- Zika virus infection
Action requested: Implement practices to prevent spread of influenza.
Background & Recommendations:
The influenza season is upon us in earnest. As of 1/9/16, the Health District had received reports of only four influenza-related hospitalizations and no influenza-related deaths, heightened school absenteeism, or outbreaks in long term care facilities. However, Providence Regional Medical Center Everett has reported more influenza-related hospitalizations in the past week and The Everett Clinic has reported marked increase in testing and positive results for influenza. Nationally, rates remained low as of last week, but reports are increasing. Public health laboratories have most frequently reported influenza A, with influenza A (H1N1) viruses predominating.
All health care facilities should implement practices to prevent the spread of influenza. All health care providers and ancillary staff who come in direct contact with patients should be vaccinated against influenza; health care providers who become ill should remain out of work until at least 24 hours after fever has resolved. Minimize exposure potential by screening and triage of symptomatic patients, then assuring good respiratory and hand hygiene (e.g., cough etiquette, masking). Health care providers should always practice hand hygiene frequently and should adhere to droplet precautions when caring for patients with respiratory symptoms. Detailed guidance can be found at http://www.cdc.gov/flu/professionals/infectioncontrol/healthcaresettings.htm.
Zika virus infection

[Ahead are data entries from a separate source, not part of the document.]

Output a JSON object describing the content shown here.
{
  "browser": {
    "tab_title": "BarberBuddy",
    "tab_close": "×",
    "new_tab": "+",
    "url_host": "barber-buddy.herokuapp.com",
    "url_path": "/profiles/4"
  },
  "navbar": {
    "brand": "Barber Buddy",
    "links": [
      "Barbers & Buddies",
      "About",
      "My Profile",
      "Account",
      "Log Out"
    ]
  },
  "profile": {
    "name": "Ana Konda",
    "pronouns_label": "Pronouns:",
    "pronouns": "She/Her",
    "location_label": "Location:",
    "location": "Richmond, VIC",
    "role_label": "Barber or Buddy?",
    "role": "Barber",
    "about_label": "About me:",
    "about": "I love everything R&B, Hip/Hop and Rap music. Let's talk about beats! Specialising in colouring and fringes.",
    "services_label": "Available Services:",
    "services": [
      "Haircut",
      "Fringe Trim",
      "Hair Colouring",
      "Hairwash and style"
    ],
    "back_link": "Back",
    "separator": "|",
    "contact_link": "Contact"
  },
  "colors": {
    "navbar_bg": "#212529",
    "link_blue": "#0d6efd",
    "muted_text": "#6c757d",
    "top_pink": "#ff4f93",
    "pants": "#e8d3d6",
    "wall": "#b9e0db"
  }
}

Action requested: Consider Zika virus infection in patients with acute fever, rash, arthralgia, or conjunctivitis, and who have traveled to areas with ongoing transmission in the two weeks prior to illness onset.
Background: Zika virus is a mosquito-borne flavivirus. Outbreaks of Zika virus disease have been reported previously in Africa, Asia, and some Pacific islands. As of 15 JAN 2016, local transmission of Zika virus had been identified in at least 14 countries or territories in the Americas, including Puerto Rico, other Caribbean islands, and Mexico. (see http://www.paho.org/hq/index.php?option=com_topics&view=article&id=427&Itemid=41484&lang=en). Spread to other countries in the region is expected. Although local transmission of Zika virus has not been documented in the continental US, Zika infections have been reported in travelers returning to the US and the number will likely increase. Imported cases may result in local spread of the virus in the continental US via human-to-mosquito-to-human transmission.
About one in five people infected with Zika become symptomatic. Clinical illness usually is mild with symptoms lasting for several days to a week; severe disease requiring hospitalization is uncommon and fatalities are rare. During the current outbreak in Brazil, Zika virus RNA has been identified in tissues from infants with microcephaly and from fetal losses in women infected during pregnancy, and Brazil has reported a marked increase in the number of babies born with microcephaly. However, it is not known how many of the microcephaly cases are associated with Zika infection and what factors increase risk to the fetus. Guillain-Barré syndrome also has been reported following suspected Zika virus infection.
- Consider Zika virus infection in patients with acute fever, rash, arthralgia, or conjunctivitis and who have traveled to areas with ongoing transmission in the two weeks prior to illness onset.
- Patients with suspected Zika infections also should be evaluated for possible dengue or chikungunya infection (symptoms and geographic distribution are similar).
- There is no commercially available lab test for Zika infection; PCR and serologic testing can be arranged by Public Health; report suspected cases to the Health District at 425-339-5278.
- Because no specific antiviral treatment is available for Zika disease, treatment is supportive (rest, fluids, and use of analgesics and antipyretics). Aspirin and other NSAIDs should be avoided until dengue can be ruled out to reduce the risk of hemorrhage. In particular, pregnant women who have a fever should be treated with acetaminophen.
- Evaluate fetuses and infants of women infected with Zika during pregnancy for possible congenital infection and neurologic abnormalities.
- Advise pregnant women and women and women who may become pregnant during travel to consider postponing travel to areas with Zika transmission.
- Advise all travelers to take steps to avoid mosquito bites to prevent Zika infection and other mosquito-borne diseases. In particular, pregnant women and women trying to become pregnant who travel to areas with Zika transmission should adhere to steps to avoid mosquito bites.
For additional information, see http://www.cdc.gov/zika/.